1. If something goes wrong, let yourself have the negative emotion. example: you run out of water on a run, let yourself get angry. Be cathartic about it and release the negative emotion.

2. Only allow yourself a few minutes in the emotion, and then start planning a way through your problem. example: you ran out of water, maybe you can refill your bottle in a stream a mile up ahead.

3. If the problems seems to big, break it down into smaller pieces that are easier to deal with. example: you have 20 miles to run for race training, break it up in your head into 4, 5 mile chunks, and only imagine yourself getting through that one chunk, aka take things one day at a time.

4. If you feel you must stop, run for a bit more,,, then reassess the situation, if your gut is still telling you to stop,,, STOP!

I have been using these principles in my own life over the past week or so, after I found out my husband might have a serious illness, while going to school full-time and working full-time, and dealing with my own recovery from skin cancer.
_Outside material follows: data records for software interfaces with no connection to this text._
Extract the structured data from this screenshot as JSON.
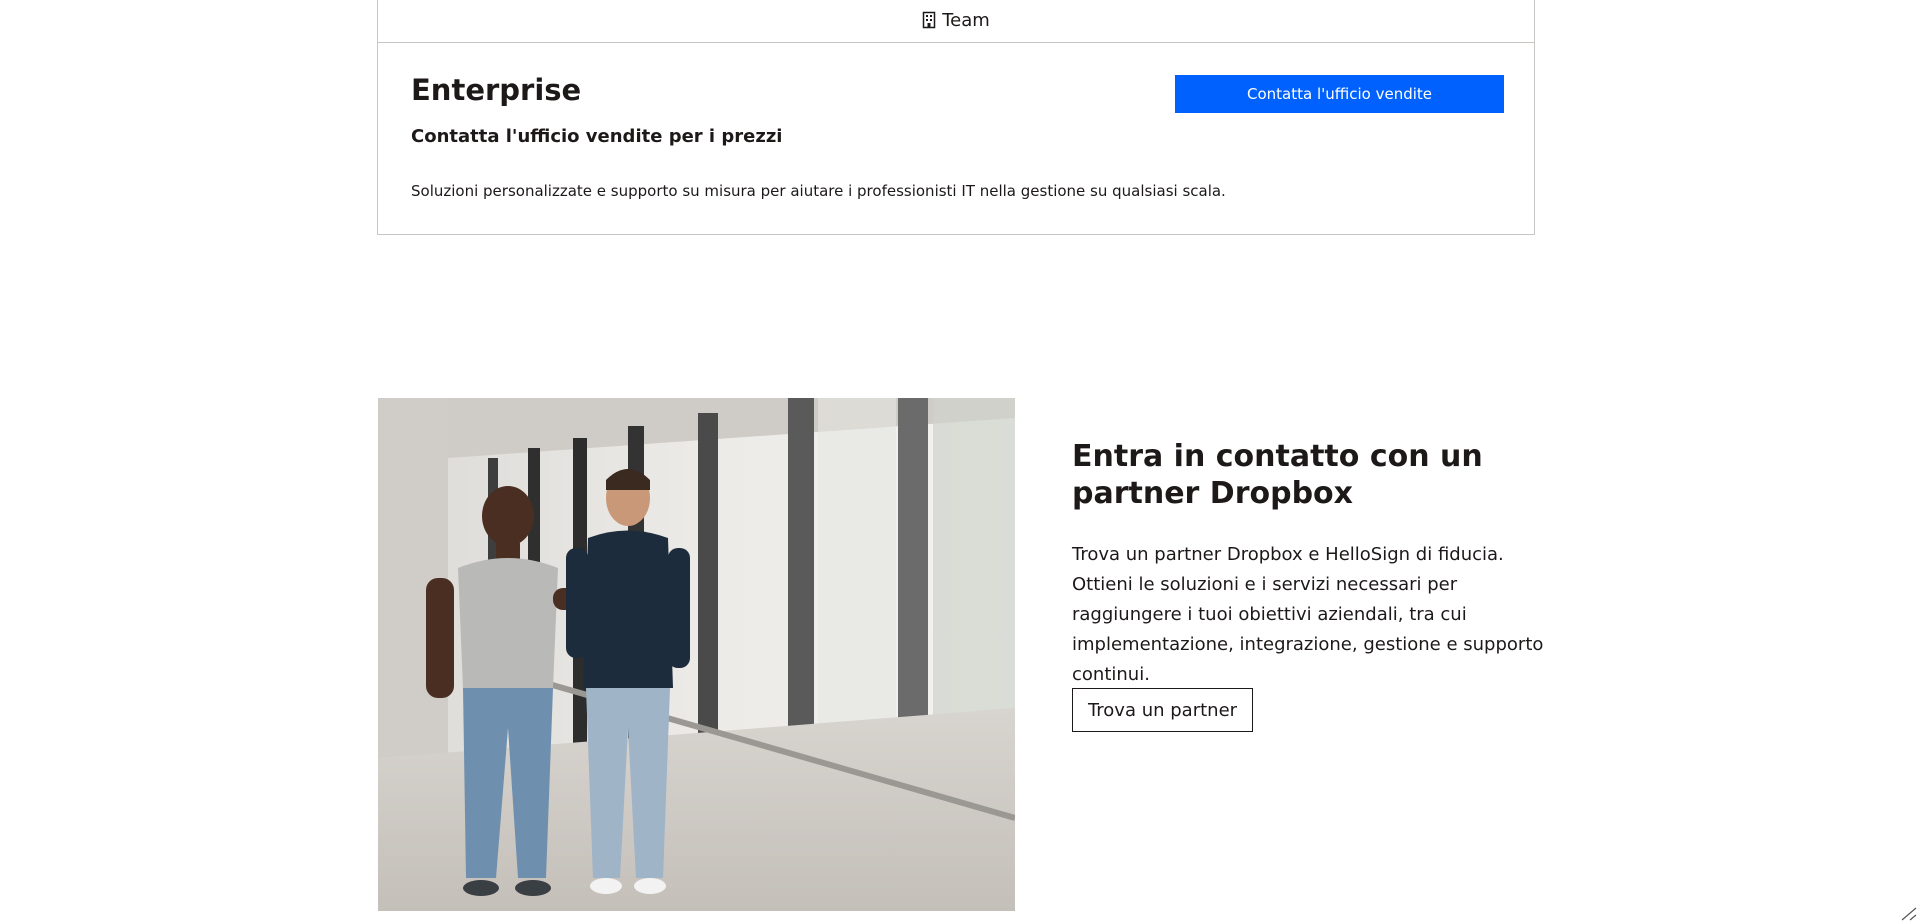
{
  "team_tab": {
    "icon": "building-icon",
    "label": "Team"
  },
  "enterprise": {
    "title": "Enterprise",
    "price_text": "Contatta l'ufficio vendite per i prezzi",
    "description": "Soluzioni personalizzate e supporto su misura per aiutare i professionisti IT nella gestione su qualsiasi scala.",
    "cta_label": "Contatta l'ufficio vendite"
  },
  "partner": {
    "image": "photo-two-men-walking-office-hallway",
    "heading": "Entra in contatto con un partner Dropbox",
    "body": "Trova un partner Dropbox e HelloSign di fiducia. Ottieni le soluzioni e i servizi necessari per raggiungere i tuoi obiettivi aziendali, tra cui implementazione, integrazione, gestione e supporto continui.",
    "cta_label": "Trova un partner"
  },
  "colors": {
    "accent": "#0061fe",
    "text": "#1e1919",
    "border": "#c9c5c2"
  }
}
I let myself have the emotions a need to have, but just for a minute. I plan out the day ahead and how I will maneuver the obstacles in my life. Remember to take things one day at a time, don’t think too far ahead. Most important, take time to just stop everything, if i need to.
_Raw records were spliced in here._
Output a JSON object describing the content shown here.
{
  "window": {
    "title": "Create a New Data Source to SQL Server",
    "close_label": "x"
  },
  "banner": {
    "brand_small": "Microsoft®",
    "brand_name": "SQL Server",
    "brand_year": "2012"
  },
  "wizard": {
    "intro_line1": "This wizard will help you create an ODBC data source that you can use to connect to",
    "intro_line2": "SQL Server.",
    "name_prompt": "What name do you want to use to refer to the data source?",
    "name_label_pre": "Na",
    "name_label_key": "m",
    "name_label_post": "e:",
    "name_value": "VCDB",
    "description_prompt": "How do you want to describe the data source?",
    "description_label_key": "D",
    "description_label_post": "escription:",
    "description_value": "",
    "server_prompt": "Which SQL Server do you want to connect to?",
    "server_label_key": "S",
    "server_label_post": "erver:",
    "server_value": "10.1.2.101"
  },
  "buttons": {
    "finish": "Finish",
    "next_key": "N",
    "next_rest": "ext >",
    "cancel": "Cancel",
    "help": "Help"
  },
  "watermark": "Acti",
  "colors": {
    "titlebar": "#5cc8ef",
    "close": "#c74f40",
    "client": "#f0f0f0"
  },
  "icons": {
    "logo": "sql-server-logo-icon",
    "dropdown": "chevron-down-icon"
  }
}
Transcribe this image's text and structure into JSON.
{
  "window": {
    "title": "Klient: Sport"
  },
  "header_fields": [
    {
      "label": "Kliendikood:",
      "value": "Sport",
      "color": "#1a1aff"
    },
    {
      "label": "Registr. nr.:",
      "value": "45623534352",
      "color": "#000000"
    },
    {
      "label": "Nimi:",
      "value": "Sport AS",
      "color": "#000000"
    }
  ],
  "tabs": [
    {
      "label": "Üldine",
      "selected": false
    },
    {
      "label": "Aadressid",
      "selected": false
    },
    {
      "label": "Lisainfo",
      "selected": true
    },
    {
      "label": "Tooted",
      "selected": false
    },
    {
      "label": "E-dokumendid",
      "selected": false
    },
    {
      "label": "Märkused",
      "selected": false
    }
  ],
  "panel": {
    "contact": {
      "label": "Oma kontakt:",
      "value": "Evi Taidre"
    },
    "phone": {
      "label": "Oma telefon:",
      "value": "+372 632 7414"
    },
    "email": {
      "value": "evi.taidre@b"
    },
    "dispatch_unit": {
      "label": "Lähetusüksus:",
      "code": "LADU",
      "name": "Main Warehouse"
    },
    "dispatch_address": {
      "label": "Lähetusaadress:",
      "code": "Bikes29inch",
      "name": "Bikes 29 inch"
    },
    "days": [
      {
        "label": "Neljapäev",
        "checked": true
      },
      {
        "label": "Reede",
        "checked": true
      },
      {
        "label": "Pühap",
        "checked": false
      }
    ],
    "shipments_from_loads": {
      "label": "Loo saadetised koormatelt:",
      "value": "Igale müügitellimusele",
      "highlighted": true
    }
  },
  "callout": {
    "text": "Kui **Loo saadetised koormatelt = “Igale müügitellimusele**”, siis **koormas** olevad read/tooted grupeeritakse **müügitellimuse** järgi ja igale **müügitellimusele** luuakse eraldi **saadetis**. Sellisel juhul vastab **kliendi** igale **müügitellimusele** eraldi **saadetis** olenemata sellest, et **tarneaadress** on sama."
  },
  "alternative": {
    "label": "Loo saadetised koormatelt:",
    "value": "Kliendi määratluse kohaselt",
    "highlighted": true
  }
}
Thank you Scott, for your inspiration and motivation, it touched me more than you’ll ever know!

The Naked Tour, Part 1

I have some mixed emotions concerning what happened this weekend in Asheville.  Listening to Chris Mcdougall and Scott Jurek speak was wonderful, but what happened on the trail run made me extremely disappointed.
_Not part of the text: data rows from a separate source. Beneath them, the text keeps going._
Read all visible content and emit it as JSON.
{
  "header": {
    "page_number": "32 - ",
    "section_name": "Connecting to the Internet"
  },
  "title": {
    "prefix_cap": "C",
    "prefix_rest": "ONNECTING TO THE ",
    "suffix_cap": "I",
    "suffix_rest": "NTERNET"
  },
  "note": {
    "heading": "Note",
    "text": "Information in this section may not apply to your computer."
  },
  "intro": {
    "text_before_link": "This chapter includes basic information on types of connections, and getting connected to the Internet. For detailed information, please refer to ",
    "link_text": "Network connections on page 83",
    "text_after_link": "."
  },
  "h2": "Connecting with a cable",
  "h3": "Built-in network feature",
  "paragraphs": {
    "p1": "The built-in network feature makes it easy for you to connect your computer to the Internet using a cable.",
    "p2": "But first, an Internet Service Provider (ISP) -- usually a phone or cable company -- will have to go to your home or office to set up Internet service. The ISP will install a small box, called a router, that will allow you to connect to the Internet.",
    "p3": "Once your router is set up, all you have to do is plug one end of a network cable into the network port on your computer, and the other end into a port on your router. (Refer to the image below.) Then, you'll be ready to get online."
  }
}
I was super amped to see Chris Mcdougall speak this weekend, but the thing I was really looking forward to was the barefoot trail run. According to videos on the website, we would be instructed by Chris Mcdougall and Scott Jurek. When we got there I noticed that the author of “Chi Running” was at the event. It turns out he was the one running the barefoot seminar, not Chris Mcdougall, BIG let down, since im NOT a huge fan of his book, but that’s for another episode. The instructions he gave were very vague: go slow, run on your forefoot and lean into your stride.  That was it!  Chris Mcdougall then, got up and instructed us to follow him and the other ultra marathoners on a trail run, half-joking about if we get lost to follow the sunset to find out way home. The trail wasn’t marked and since me and hubby were new to the barefoot trail running experience we easily got lost and had to use his Iphone to find our way back to campus. When we finally got there, no one seemed to be concerned that we had just been lost on a 10 mile trail in the middle of the woods in Asheville. With no trail markers, and several forks in the road, we would have been lost for quite a while with out hubby’s GPS. NOT a good way to start our vacation.